    This community is a perfect example of where we should be spending our time building online relationships that have authority!

  5. Benjamin Dona July 24th, 2009 4:51 am

    While I love chatting with my peers, I’d much rather prefer talking with folks that can either increase my knowledge or enrich my pocketbook. That means mentors and prospective clients.

    Being in primarily a second home market also means I have to go beyond just my local outlets in order to reach our client base. I’ve found that some of the smaller niche networks and blogs are a good place to focus our efforts.

    It’s time consuming, but well worth the effort.

  6. Eric Blackwell July 24th, 2009 5:10 am

    @Teri- Awww shucks.

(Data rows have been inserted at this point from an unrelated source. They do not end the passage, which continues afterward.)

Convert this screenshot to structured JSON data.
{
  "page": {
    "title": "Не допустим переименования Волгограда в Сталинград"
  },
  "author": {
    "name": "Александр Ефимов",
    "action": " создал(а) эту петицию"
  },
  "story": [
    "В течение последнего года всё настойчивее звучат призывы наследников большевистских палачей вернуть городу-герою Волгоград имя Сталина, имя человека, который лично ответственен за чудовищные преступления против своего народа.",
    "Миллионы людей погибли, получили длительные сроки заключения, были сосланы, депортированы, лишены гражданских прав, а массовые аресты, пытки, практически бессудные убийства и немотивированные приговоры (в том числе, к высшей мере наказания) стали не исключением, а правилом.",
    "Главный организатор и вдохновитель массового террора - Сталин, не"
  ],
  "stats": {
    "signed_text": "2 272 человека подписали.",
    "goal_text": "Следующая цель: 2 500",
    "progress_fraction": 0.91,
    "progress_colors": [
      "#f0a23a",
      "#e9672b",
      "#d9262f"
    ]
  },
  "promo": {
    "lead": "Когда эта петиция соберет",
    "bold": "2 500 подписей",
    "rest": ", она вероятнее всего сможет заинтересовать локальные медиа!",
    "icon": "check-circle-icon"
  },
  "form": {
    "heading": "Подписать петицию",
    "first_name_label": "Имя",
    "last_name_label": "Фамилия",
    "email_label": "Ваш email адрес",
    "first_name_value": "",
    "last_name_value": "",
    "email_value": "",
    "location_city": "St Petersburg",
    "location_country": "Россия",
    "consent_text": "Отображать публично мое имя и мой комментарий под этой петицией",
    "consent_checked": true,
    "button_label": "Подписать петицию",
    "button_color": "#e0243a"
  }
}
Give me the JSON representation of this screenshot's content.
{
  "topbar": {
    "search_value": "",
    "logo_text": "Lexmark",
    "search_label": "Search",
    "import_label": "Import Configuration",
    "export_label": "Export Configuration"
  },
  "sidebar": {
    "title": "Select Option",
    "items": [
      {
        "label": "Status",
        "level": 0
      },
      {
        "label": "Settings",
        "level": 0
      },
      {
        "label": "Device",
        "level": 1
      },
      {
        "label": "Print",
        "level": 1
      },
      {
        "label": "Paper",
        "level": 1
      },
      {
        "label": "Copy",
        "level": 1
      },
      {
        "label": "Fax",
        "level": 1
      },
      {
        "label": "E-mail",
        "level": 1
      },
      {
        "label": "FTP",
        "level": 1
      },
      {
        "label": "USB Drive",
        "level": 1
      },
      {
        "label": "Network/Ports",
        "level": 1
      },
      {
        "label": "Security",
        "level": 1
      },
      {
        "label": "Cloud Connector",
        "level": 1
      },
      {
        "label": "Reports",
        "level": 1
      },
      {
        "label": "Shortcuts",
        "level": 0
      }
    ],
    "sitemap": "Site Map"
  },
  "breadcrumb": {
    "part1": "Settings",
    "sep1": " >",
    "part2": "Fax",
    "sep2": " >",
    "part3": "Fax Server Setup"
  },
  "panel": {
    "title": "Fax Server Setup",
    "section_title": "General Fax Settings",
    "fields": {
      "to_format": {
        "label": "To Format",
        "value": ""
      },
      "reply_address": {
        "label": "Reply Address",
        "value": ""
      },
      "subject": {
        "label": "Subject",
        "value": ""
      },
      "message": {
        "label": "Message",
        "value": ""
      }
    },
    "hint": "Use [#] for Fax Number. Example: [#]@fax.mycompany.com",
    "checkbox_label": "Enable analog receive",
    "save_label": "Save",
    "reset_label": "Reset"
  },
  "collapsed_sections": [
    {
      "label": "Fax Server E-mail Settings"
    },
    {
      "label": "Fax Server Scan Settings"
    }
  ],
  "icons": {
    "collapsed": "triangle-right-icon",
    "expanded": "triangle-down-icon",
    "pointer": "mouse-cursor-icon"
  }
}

    Yep. Even though my client base is far more national than local I must admit that I am finding closer and closer connections to those in close proximity.

    I do also think it boils down to people who I could call client. If I am networking with them, them I am building authority AND building it with the right folks IMO.

    Hey Ben! (long time no talk to….I was waiting for someone to pick up on my point about writing on other peoples’ sites and utilizing that authority. πŸ˜‰

    Hope things are going great for you!

  7. Benjamin Dona July 24th, 2009 7:51 am

    Hey Eric,

    Our market has just exploded down here, so I’ve been busy as can be since the first of the year.

    And, you know me; I just like to quietly go about my business.

    I do make an effort though to follow the advice of experts like yourself and am extremely grateful that you so freely give out loads of good advice.

    Thanks my friend!

  8. Mark Green July 25th, 2009 6:56 am

    Hey Eric,

    Your presentation at Unchained really moved me and here you are again keeping it real and reinforcing the power of giving…

    I don’t know what happened over the past couple of years with our leadership in the mortgage business. Well, I take that back – I know exactly what happened.

    You’re the kind of guy that people will run through a wall for – just like when that guy 301’ed his sites over to you when you won that SEO contest.

    I’m sorry that I haven’t been as active over at BHB over the past month. Mortgage Revolution has taken all my extra time. This article was very refreshing and reinforced to me that all this time volunteering & giving is totally worth it.